It’s perfect.

I don’t know if I’ll decide to participate, but I’m thinking about it.  It’s in interesting idea.

(PS: @TheTweetOfGod exists on Twitter.  Whoever owns it is pretty funny, if occasionally a tad irreverent.)

The Obituary of Margaret Belle McKee Romeyn

The announcement of my great-great-grandmother’s death as published in the September 24, 1937 edition of The Essex County Republican

On Thursday, September 16th, this community was shocked and grieved at the news of the passing of one of its older and warmly loved members.  While not entirely unexpected, coming as it did at the end of several months of failing health, the rapid climax of Mrs. Romeyn’s illness was unlooked for by all but those who were closest to her.  Until the Monday preceeding her death, Mrs. Romeyn was in full possession of her faculties and able both to give pleasure to the many friends the depths of whose affection was evidenced in their devoted ministrations to her, and to derive from these contacts the pleasure of visits with loyal, devoted friends and the happy distraction of mind from thoughts and realisations that might otherwise have shadowed long days of lessened vigor.Margaret B. McKee was born at Moriah Center, N. Y. on September 5th, 1863, fourth of the nine children of Margaret Matthews and James McKee.  Much of her youth was spent with her maternal grandparents at Jay, N. Y., and in 1883 occured in Keeseville her marriage to Edmund Kingsland Romeyn, who died on March 31, 1924.  The children of this marriage are Mary Field and Margaret, respectively, Mrs. Willard H. Baber and Mrs. Rufus A. Prescott of Keeseville; the Rev. Jas. Kingsland Romeyn, Norwich, N. Y.; and Katherine and Barbara, now Mrs. Dominic C. Ashley and Mrs. Edwin H Reese of Glens Falls, N. Y.  The twelve grandchildren in these families are Mary Field and Dirk Romeyn; Eugene, Peter and Margaret Romeyn Ashley; Romeyn, Susan, Jane, Chas and John Prescott; and Barbara and Joan Reese.  Mrs Romeyn is survived also by three sisters, the Misses Martha and Sarah McKee, and Mrs. Henry McLaughlin, and a brother John McKee, all of Moriah, N. Y., and by nine nieces and nephews.Funeral services were conducted by the Rev. R. S. O’Dell at the Romeyn home on Saturday afternoon a half past two and burial was in the family plot in Evergreen Cemetery.  Acting as bearers were six nephews—Fay, Dean, and Robert McLaughlin, and Hugh, Jack and Donald McKee.

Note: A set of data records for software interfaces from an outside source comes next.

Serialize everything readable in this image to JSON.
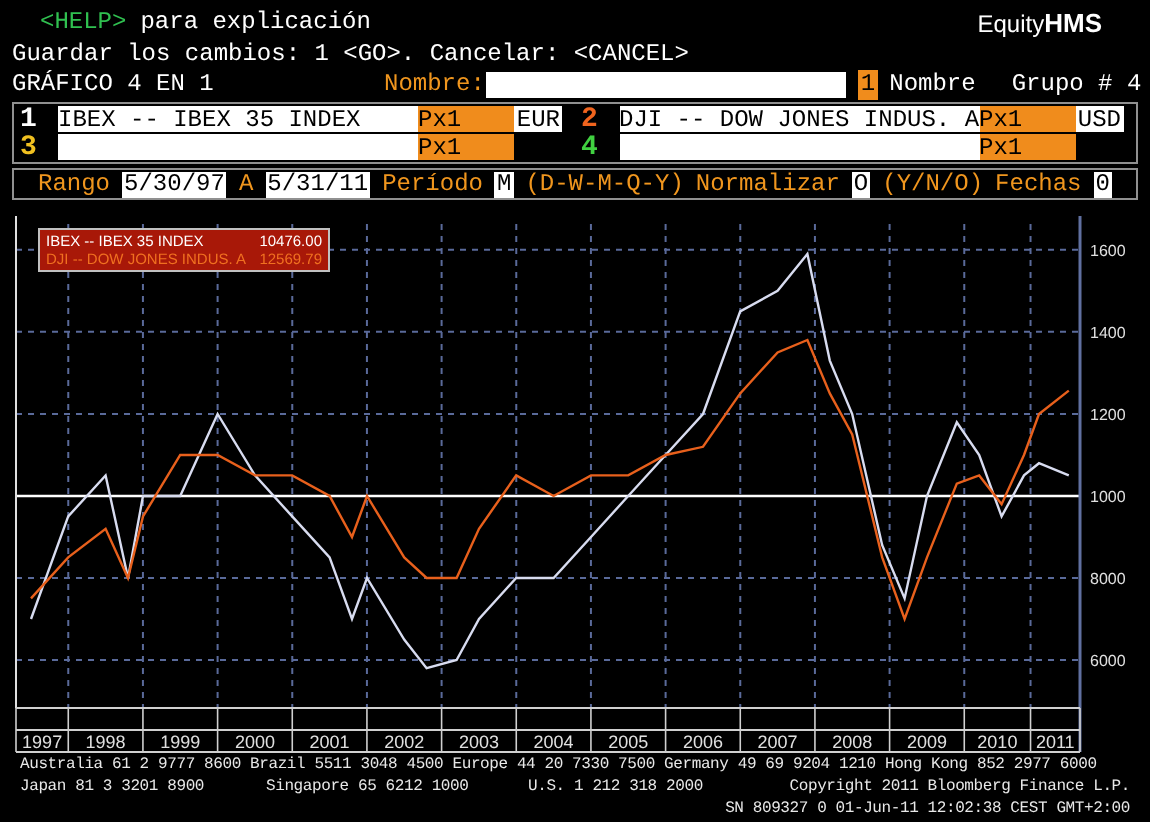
{
  "header": {
    "help_key": "<HELP>",
    "help_text": "para explicación",
    "brand_prefix": "Equity",
    "brand_suffix": "HMS"
  },
  "instructions": "Guardar los cambios: 1 <GO>. Cancelar: <CANCEL>",
  "title_row": {
    "title": "GRÁFICO 4 EN 1",
    "name_label": "Nombre:",
    "group_index": "1",
    "group_label": "Nombre",
    "group_number": "Grupo # 4"
  },
  "securities": [
    {
      "number": "1",
      "color": "#ffffff",
      "ticker": "IBEX -- IBEX 35 INDEX",
      "price_label": "Px",
      "multiplier": "1",
      "currency": "EUR"
    },
    {
      "number": "2",
      "color": "#f0641e",
      "ticker": "DJI -- DOW JONES INDUS. A",
      "price_label": "Px",
      "multiplier": "1",
      "currency": "USD"
    },
    {
      "number": "3",
      "color": "#f0c020",
      "price_label": "Px",
      "multiplier": "1"
    },
    {
      "number": "4",
      "color": "#40d040",
      "price_label": "Px",
      "multiplier": "1"
    }
  ],
  "range_bar": [
    {
      "kind": "label",
      "text": "Rango"
    },
    {
      "kind": "field",
      "text": "5/30/97"
    },
    {
      "kind": "label",
      "text": "A"
    },
    {
      "kind": "field",
      "text": "5/31/11"
    },
    {
      "kind": "label",
      "text": "Período"
    },
    {
      "kind": "field",
      "text": "M"
    },
    {
      "kind": "label",
      "text": "(D-W-M-Q-Y)"
    },
    {
      "kind": "label",
      "text": "Normalizar"
    },
    {
      "kind": "field",
      "text": "O"
    },
    {
      "kind": "label",
      "text": "(Y/N/O)"
    },
    {
      "kind": "label",
      "text": "Fechas"
    },
    {
      "kind": "field",
      "text": "0"
    }
  ],
  "chart": {
    "last_values": [
      "10476.00",
      "12569.79"
    ],
    "clipped_ytick_labels": [
      "1600",
      "1400",
      "1200",
      "1000"
    ],
    "chart_data": {
      "type": "line",
      "grid": true,
      "xlim": [
        1997.3,
        2011.55
      ],
      "ylim": [
        4830,
        16630
      ],
      "x": [
        1997.5,
        1998.0,
        1998.5,
        1998.8,
        1999.0,
        1999.5,
        2000.0,
        2000.5,
        2001.0,
        2001.5,
        2001.8,
        2002.0,
        2002.5,
        2002.8,
        2003.2,
        2003.5,
        2004.0,
        2004.5,
        2005.0,
        2005.5,
        2006.0,
        2006.5,
        2007.0,
        2007.5,
        2007.9,
        2008.2,
        2008.5,
        2008.9,
        2009.2,
        2009.5,
        2009.9,
        2010.2,
        2010.5,
        2010.8,
        2011.0,
        2011.4
      ],
      "series": [
        {
          "name": "IBEX -- IBEX 35 INDEX",
          "color": "#d8dcf0",
          "values": [
            7000,
            9500,
            10500,
            8000,
            10000,
            10000,
            12000,
            10500,
            9500,
            8500,
            7000,
            8000,
            6500,
            5800,
            6000,
            7000,
            8000,
            8000,
            9000,
            10000,
            11000,
            12000,
            14500,
            15000,
            15900,
            13300,
            12000,
            8800,
            7500,
            10000,
            11800,
            11000,
            9500,
            10500,
            10800,
            10500
          ]
        },
        {
          "name": "DJI -- DOW JONES INDUS. A",
          "color": "#e8601c",
          "values": [
            7500,
            8500,
            9200,
            8000,
            9500,
            11000,
            11000,
            10500,
            10500,
            10000,
            9000,
            10000,
            8500,
            8000,
            8000,
            9200,
            10500,
            10000,
            10500,
            10500,
            11000,
            11200,
            12500,
            13500,
            13800,
            12500,
            11500,
            8500,
            7000,
            8500,
            10300,
            10500,
            9800,
            11000,
            12000,
            12570
          ]
        }
      ],
      "xticks": [
        {
          "value": 1997.5,
          "label": "1997"
        },
        {
          "value": 1998.5,
          "label": "1998"
        },
        {
          "value": 1999.5,
          "label": "1999"
        },
        {
          "value": 2000.5,
          "label": "2000"
        },
        {
          "value": 2001.5,
          "label": "2001"
        },
        {
          "value": 2002.5,
          "label": "2002"
        },
        {
          "value": 2003.5,
          "label": "2003"
        },
        {
          "value": 2004.5,
          "label": "2004"
        },
        {
          "value": 2005.5,
          "label": "2005"
        },
        {
          "value": 2006.5,
          "label": "2006"
        },
        {
          "value": 2007.5,
          "label": "2007"
        },
        {
          "value": 2008.5,
          "label": "2008"
        },
        {
          "value": 2009.5,
          "label": "2009"
        },
        {
          "value": 2010.5,
          "label": "2010"
        },
        {
          "value": 2011.275,
          "label": "2011"
        }
      ],
      "yticks": [
        6000,
        8000
      ],
      "ref_lines": [
        {
          "axis": "y",
          "value": 10000
        }
      ]
    }
  },
  "footer": {
    "offices": "Australia 61 2 9777 8600 Brazil 5511 3048 4500 Europe 44 20 7330 7500 Germany 49 69 9204 1210 Hong Kong 852 2977 6000",
    "offices_2": [
      "Japan 81 3 3201 8900",
      "Singapore 65 6212 1000",
      "U.S. 1 212 318 2000",
      "Copyright 2011 Bloomberg Finance L.P."
    ],
    "session": "SN 809327 0 01-Jun-11 12:02:38 CEST GMT+2:00"
  }
}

Markedly present in Mrs. Romeyn’s personality were several traits of character, the most outstanding of which were loyalty, friendliness, and a joy in living and doing.  To the Baptist church, of which she had been a member since her early days in Keeseville, Mrs. Romeyn demonstrated in loving and unfailing attendance and service the depth of her sincerity and devotion.  A gift for friendship with persons of all ages gave much joy and help to others and a profound happiness to the giver.  The fruits of friendliness and helpfulness were richly evidenced by the loving attentions bestowed by old and young alike during weeks of failing health.  The philosophy of life which Mrs. Romeyn exemplified is perhaps best expressed by the following quotation from a poem read by Rev. O’Dell in the course of a tribute paid during the funeral service:

“There are loyal hearts, there are spirits brave,

There are souls that are pure and true:

Then give the world the best you have,

And the best will come back to you.

For Life is the mirror of kings and slaves,

’Tis just what you are and do.

Then give to the world the best you have

And the best will come back to you.”

Margaret B. Romeyn Obituary